Well, my answer to that question, dear readers, is a resounding “no.” As much as I wholeheartedly believe that the deck is stacked against us in a lot of ways, I fear, of late, that I’ve become something of a “millennial apologist.” The absolute worst thing we could do would be to allow a culture that undervalues us to disillusion us into inaction. Down that road lies the self-fulfilling prophecy of what our generation’s worst detractors have been saying all along.

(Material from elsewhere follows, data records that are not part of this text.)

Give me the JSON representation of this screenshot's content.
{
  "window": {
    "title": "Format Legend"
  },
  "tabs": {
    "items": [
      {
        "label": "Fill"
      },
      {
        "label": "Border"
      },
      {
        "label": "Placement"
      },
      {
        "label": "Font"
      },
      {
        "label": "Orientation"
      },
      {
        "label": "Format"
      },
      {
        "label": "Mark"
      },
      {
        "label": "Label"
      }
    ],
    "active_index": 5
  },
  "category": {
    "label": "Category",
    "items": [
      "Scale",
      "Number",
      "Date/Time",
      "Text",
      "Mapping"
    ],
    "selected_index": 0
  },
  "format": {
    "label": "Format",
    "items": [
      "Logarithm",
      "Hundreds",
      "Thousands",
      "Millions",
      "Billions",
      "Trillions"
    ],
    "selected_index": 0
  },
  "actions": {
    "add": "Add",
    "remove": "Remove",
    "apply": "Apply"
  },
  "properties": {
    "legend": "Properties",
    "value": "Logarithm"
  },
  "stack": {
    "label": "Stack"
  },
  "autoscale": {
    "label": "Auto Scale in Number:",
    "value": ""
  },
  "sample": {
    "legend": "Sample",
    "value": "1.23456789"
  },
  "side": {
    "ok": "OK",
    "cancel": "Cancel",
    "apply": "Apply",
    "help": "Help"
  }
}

And looking back at some of my earlier posts, I wonder if my repeated references to our generation’s “inability” to do certain things isn’t just me falling into the same trap that they have.
My friends, if you take away one thing from my commentary on the plight of the millennial generation, I hope it’s this: That this laundry list of challenges I’ve been amassing are not meant to be excuses, but rather some manner of explanation. In a perfect world, we wouldn’t feel the need to explain ourselves, but the truth of the matter is, the media’s incessant millennial bashing has left us with something to prove. Whenever I see another ill-informed commentator jumping on the anti-millennial bandwagon, it brings to mind the immortal words of “Lost’s” John Locke: “Don’t tell me what I can’t do.” Though I’m as surprised as you are to find myself quoting a pop-culture character as opposed to his philosopher namesake, I think the sentiment is apt.
So, please, dear readers, don’t let me tell you what you can’t do. We are every bit as capable as the generations that came before us. Don’t let the prevailing proclamation that “30 is the new 20” lull you into the false sense that what you do in those intervening 10 years doesn’t matter. On the contrary, what we do in our 20s matters now more than ever. Sure, we’ve got challenges to overcome, but so has every generation. If that just means we have to work all the harder to secure the future we deserve, so be it. So come your birthday this year, while you should absolutely allocate a little time to celebrate another successful revolution around the sun, I urge you also to take stock of where you are in your own personal journey. The lives we want may seem out of reach now, but that doesn’t mean it has to stay that way.